THE RECORDS:

————

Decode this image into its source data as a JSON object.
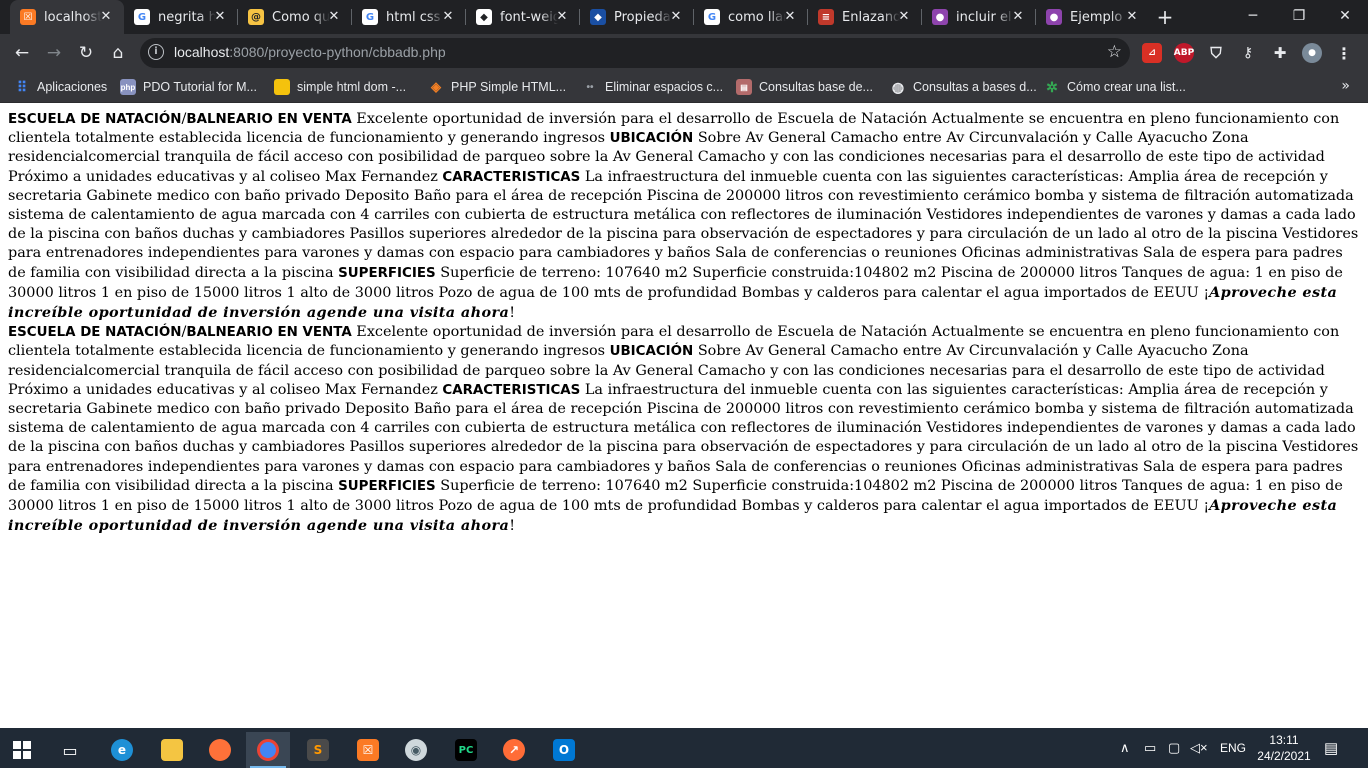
{
  "browser": {
    "tabs": [
      {
        "title": "localhost",
        "favicon": "xampp-icon",
        "color": "#fb7a24",
        "active": true
      },
      {
        "title": "negrita h",
        "favicon": "google-icon",
        "color": "#4285f4",
        "active": false
      },
      {
        "title": "Como qu",
        "favicon": "site-icon",
        "color": "#f6c343",
        "active": false
      },
      {
        "title": "html css",
        "favicon": "google-icon",
        "color": "#4285f4",
        "active": false
      },
      {
        "title": "font-weig",
        "favicon": "site-icon",
        "color": "#ffffff",
        "active": false
      },
      {
        "title": "Propieda",
        "favicon": "site-icon",
        "color": "#1a4fa3",
        "active": false
      },
      {
        "title": "como llar",
        "favicon": "google-icon",
        "color": "#4285f4",
        "active": false
      },
      {
        "title": "Enlazand",
        "favicon": "site-icon",
        "color": "#c0392b",
        "active": false
      },
      {
        "title": "incluir el",
        "favicon": "site-icon",
        "color": "#8e44ad",
        "active": false
      },
      {
        "title": "Ejemplo c",
        "favicon": "site-icon",
        "color": "#8e44ad",
        "active": false
      }
    ],
    "new_tab_glyph": "+",
    "window_controls": {
      "minimize": "─",
      "maximize": "❐",
      "close": "✕"
    },
    "url": {
      "host": "localhost",
      "rest": ":8080/proyecto-python/cbbadb.php"
    },
    "bookmarks": [
      {
        "label": "Aplicaciones",
        "icon": "apps-icon",
        "color": "#4285f4"
      },
      {
        "label": "PDO Tutorial for M...",
        "icon": "php-icon",
        "color": "#8892bf"
      },
      {
        "label": "simple html dom -...",
        "icon": "folder-icon",
        "color": "#f4c20d"
      },
      {
        "label": "PHP Simple HTML...",
        "icon": "site-icon",
        "color": "#f48024"
      },
      {
        "label": "Eliminar espacios c...",
        "icon": "site-icon",
        "color": "#3c4043"
      },
      {
        "label": "Consultas base de...",
        "icon": "site-icon",
        "color": "#b36b6b"
      },
      {
        "label": "Consultas a bases d...",
        "icon": "globe-icon",
        "color": "#e8eaed"
      },
      {
        "label": "Cómo crear una list...",
        "icon": "site-icon",
        "color": "#34a853"
      }
    ],
    "bookmarks_more": "»"
  },
  "page": {
    "listings": [
      {
        "heading1": "ESCUELA DE NATACIÓN",
        "slash": "/",
        "heading2": "BALNEARIO EN VENTA",
        "text1": " Excelente oportunidad de inversión para el desarrollo de Escuela de Natación Actualmente se encuentra en pleno funcionamiento con clientela totalmente establecida licencia de funcionamiento y generando ingresos ",
        "heading3": "UBICACIÓN",
        "text2": " Sobre Av General Camacho entre Av Circunvalación y Calle Ayacucho Zona residencialcomercial tranquila de fácil acceso con posibilidad de parqueo sobre la Av General Camacho y con las condiciones necesarias para el desarrollo de este tipo de actividad Próximo a unidades educativas y al coliseo Max Fernandez ",
        "heading4": "CARACTERISTICAS",
        "text3": " La infraestructura del inmueble cuenta con las siguientes características: Amplia área de recepción y secretaria Gabinete medico con baño privado Deposito Baño para el área de recepción Piscina de 200000 litros con revestimiento cerámico bomba y sistema de filtración automatizada sistema de calentamiento de agua marcada con 4 carriles con cubierta de estructura metálica con reflectores de iluminación Vestidores independientes de varones y damas a cada lado de la piscina con baños duchas y cambiadores Pasillos superiores alrededor de la piscina para observación de espectadores y para circulación de un lado al otro de la piscina Vestidores para entrenadores independientes para varones y damas con espacio para cambiadores y baños Sala de conferencias o reuniones Oficinas administrativas Sala de espera para padres de familia con visibilidad directa a la piscina ",
        "heading5": "SUPERFICIES",
        "text4": " Superficie de terreno: 107640 m2 Superficie construida:104802 m2 Piscina de 200000 litros Tanques de agua: 1 en piso de 30000 litros 1 en piso de 15000 litros 1 alto de 3000 litros Pozo de agua de 100 mts de profundidad Bombas y calderos para calentar el agua importados de EEUU ¡",
        "cta": "Aproveche esta increíble oportunidad de inversión agende una visita ahora",
        "end": "!"
      },
      {
        "heading1": "ESCUELA DE NATACIÓN",
        "slash": "/",
        "heading2": "BALNEARIO EN VENTA",
        "text1": " Excelente oportunidad de inversión para el desarrollo de Escuela de Natación Actualmente se encuentra en pleno funcionamiento con clientela totalmente establecida licencia de funcionamiento y generando ingresos ",
        "heading3": "UBICACIÓN",
        "text2": " Sobre Av General Camacho entre Av Circunvalación y Calle Ayacucho Zona residencialcomercial tranquila de fácil acceso con posibilidad de parqueo sobre la Av General Camacho y con las condiciones necesarias para el desarrollo de este tipo de actividad Próximo a unidades educativas y al coliseo Max Fernandez ",
        "heading4": "CARACTERISTICAS",
        "text3": " La infraestructura del inmueble cuenta con las siguientes características: Amplia área de recepción y secretaria Gabinete medico con baño privado Deposito Baño para el área de recepción Piscina de 200000 litros con revestimiento cerámico bomba y sistema de filtración automatizada sistema de calentamiento de agua marcada con 4 carriles con cubierta de estructura metálica con reflectores de iluminación Vestidores independientes de varones y damas a cada lado de la piscina con baños duchas y cambiadores Pasillos superiores alrededor de la piscina para observación de espectadores y para circulación de un lado al otro de la piscina Vestidores para entrenadores independientes para varones y damas con espacio para cambiadores y baños Sala de conferencias o reuniones Oficinas administrativas Sala de espera para padres de familia con visibilidad directa a la piscina ",
        "heading5": "SUPERFICIES",
        "text4": " Superficie de terreno: 107640 m2 Superficie construida:104802 m2 Piscina de 200000 litros Tanques de agua: 1 en piso de 30000 litros 1 en piso de 15000 litros 1 alto de 3000 litros Pozo de agua de 100 mts de profundidad Bombas y calderos para calentar el agua importados de EEUU ¡",
        "cta": "Aproveche esta increíble oportunidad de inversión agende una visita ahora",
        "end": "!"
      }
    ]
  },
  "taskbar": {
    "apps": [
      {
        "name": "start-icon",
        "color": "#ffffff"
      },
      {
        "name": "task-view-icon",
        "color": "#ffffff"
      },
      {
        "name": "edge-icon",
        "color": "#1e90d6"
      },
      {
        "name": "file-explorer-icon",
        "color": "#f4c542"
      },
      {
        "name": "firefox-icon",
        "color": "#ff7139"
      },
      {
        "name": "chrome-icon",
        "color": "#4285f4"
      },
      {
        "name": "sublime-text-icon",
        "color": "#ff9800"
      },
      {
        "name": "xampp-icon",
        "color": "#fb7a24"
      },
      {
        "name": "app-icon",
        "color": "#cfd8dc"
      },
      {
        "name": "pycharm-icon",
        "color": "#21d789"
      },
      {
        "name": "postman-icon",
        "color": "#ff6c37"
      },
      {
        "name": "outlook-icon",
        "color": "#0078d4"
      }
    ],
    "language": "ENG",
    "time": "13:11",
    "date": "24/2/2021"
  }
}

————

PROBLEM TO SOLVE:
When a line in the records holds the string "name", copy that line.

FINISHED TASK:
        "name": "start-icon",
        "name": "task-view-icon",
        "name": "edge-icon",
        "name": "file-explorer-icon",
        "name": "firefox-icon",
        "name": "chrome-icon",
        "name": "sublime-text-icon",
        "name": "xampp-icon",
        "name": "app-icon",
        "name": "pycharm-icon",
        "name": "postman-icon",
        "name": "outlook-icon",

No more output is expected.